[GIVEN DATA Boundary: Start]

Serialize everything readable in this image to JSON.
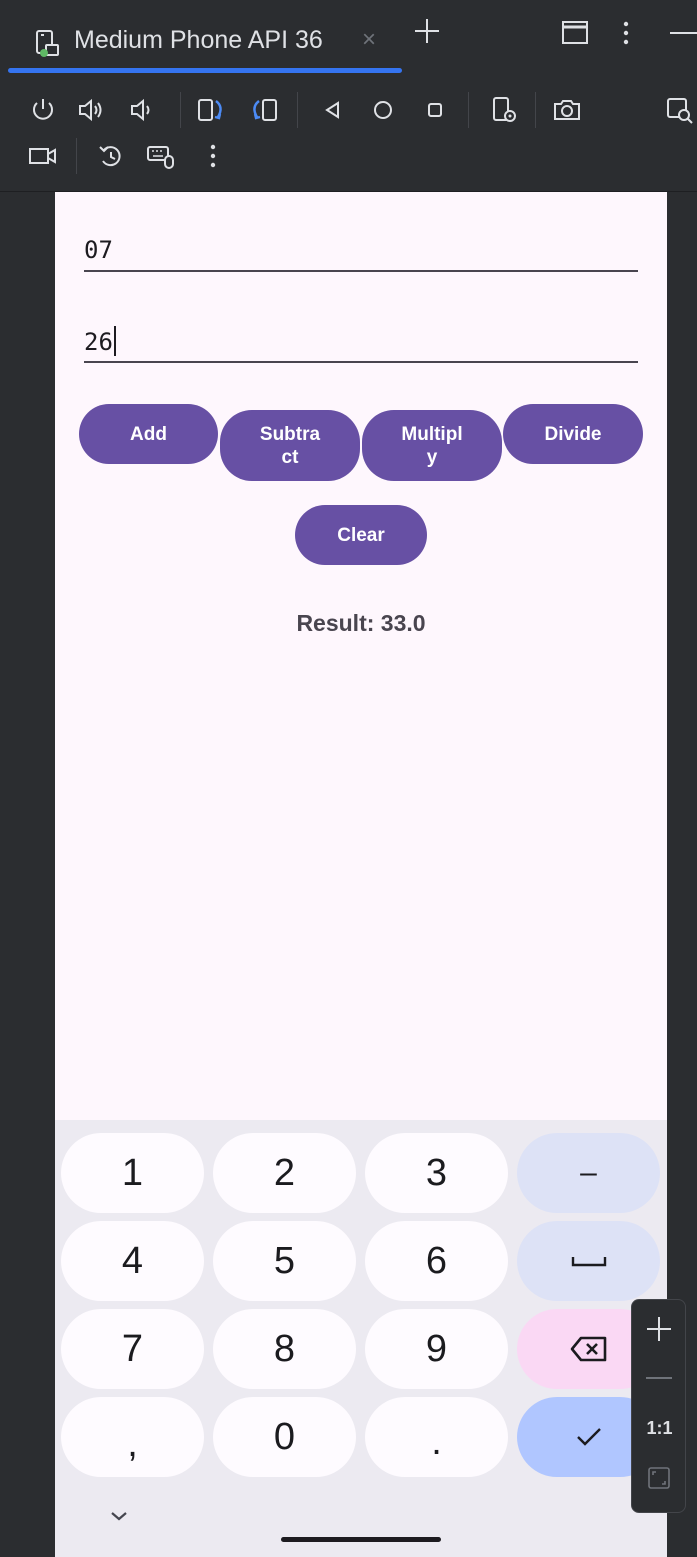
{
  "window": {
    "tab_title": "Medium Phone API 36",
    "tab_close": "×"
  },
  "toolbar": {
    "icons": [
      "power-icon",
      "volume-up-icon",
      "volume-down-icon",
      "rotate-left-icon",
      "rotate-right-icon",
      "back-icon",
      "home-icon",
      "overview-icon",
      "device-settings-icon",
      "screenshot-icon",
      "zoom-screen-icon",
      "screen-record-icon",
      "snapshot-icon",
      "keyboard-mouse-icon",
      "more-icon"
    ]
  },
  "app": {
    "field1": {
      "value": "07"
    },
    "field2": {
      "value": "26"
    },
    "buttons": {
      "add": "Add",
      "subtract": "Subtra\nct",
      "multiply": "Multipl\ny",
      "divide": "Divide",
      "clear": "Clear"
    },
    "result": "Result: 33.0"
  },
  "keyboard": {
    "rows": [
      [
        "1",
        "2",
        "3",
        "–"
      ],
      [
        "4",
        "5",
        "6",
        "␣"
      ],
      [
        "7",
        "8",
        "9",
        "⌫"
      ],
      [
        ",",
        "0",
        ".",
        "✓"
      ]
    ]
  },
  "zoom": {
    "ratio_label": "1:1"
  },
  "colors": {
    "accent": "#3574f0",
    "button": "#6750a4",
    "screen_bg": "#fef7fd",
    "enter_key": "#b0c6ff",
    "delete_key": "#fad8f4"
  }
}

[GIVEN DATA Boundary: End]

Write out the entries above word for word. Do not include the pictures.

SOLUTION TO THIS TASK:
Serialize everything readable in this image to JSON.
{
  "window": {
    "tab_title": "Medium Phone API 36",
    "tab_close": "×"
  },
  "toolbar": {
    "icons": [
      "power-icon",
      "volume-up-icon",
      "volume-down-icon",
      "rotate-left-icon",
      "rotate-right-icon",
      "back-icon",
      "home-icon",
      "overview-icon",
      "device-settings-icon",
      "screenshot-icon",
      "zoom-screen-icon",
      "screen-record-icon",
      "snapshot-icon",
      "keyboard-mouse-icon",
      "more-icon"
    ]
  },
  "app": {
    "field1": {
      "value": "07"
    },
    "field2": {
      "value": "26"
    },
    "buttons": {
      "add": "Add",
      "subtract": "Subtra\nct",
      "multiply": "Multipl\ny",
      "divide": "Divide",
      "clear": "Clear"
    },
    "result": "Result: 33.0"
  },
  "keyboard": {
    "rows": [
      [
        "1",
        "2",
        "3",
        "–"
      ],
      [
        "4",
        "5",
        "6",
        "␣"
      ],
      [
        "7",
        "8",
        "9",
        "⌫"
      ],
      [
        ",",
        "0",
        ".",
        "✓"
      ]
    ]
  },
  "zoom": {
    "ratio_label": "1:1"
  },
  "colors": {
    "accent": "#3574f0",
    "button": "#6750a4",
    "screen_bg": "#fef7fd",
    "enter_key": "#b0c6ff",
    "delete_key": "#fad8f4"
  }
}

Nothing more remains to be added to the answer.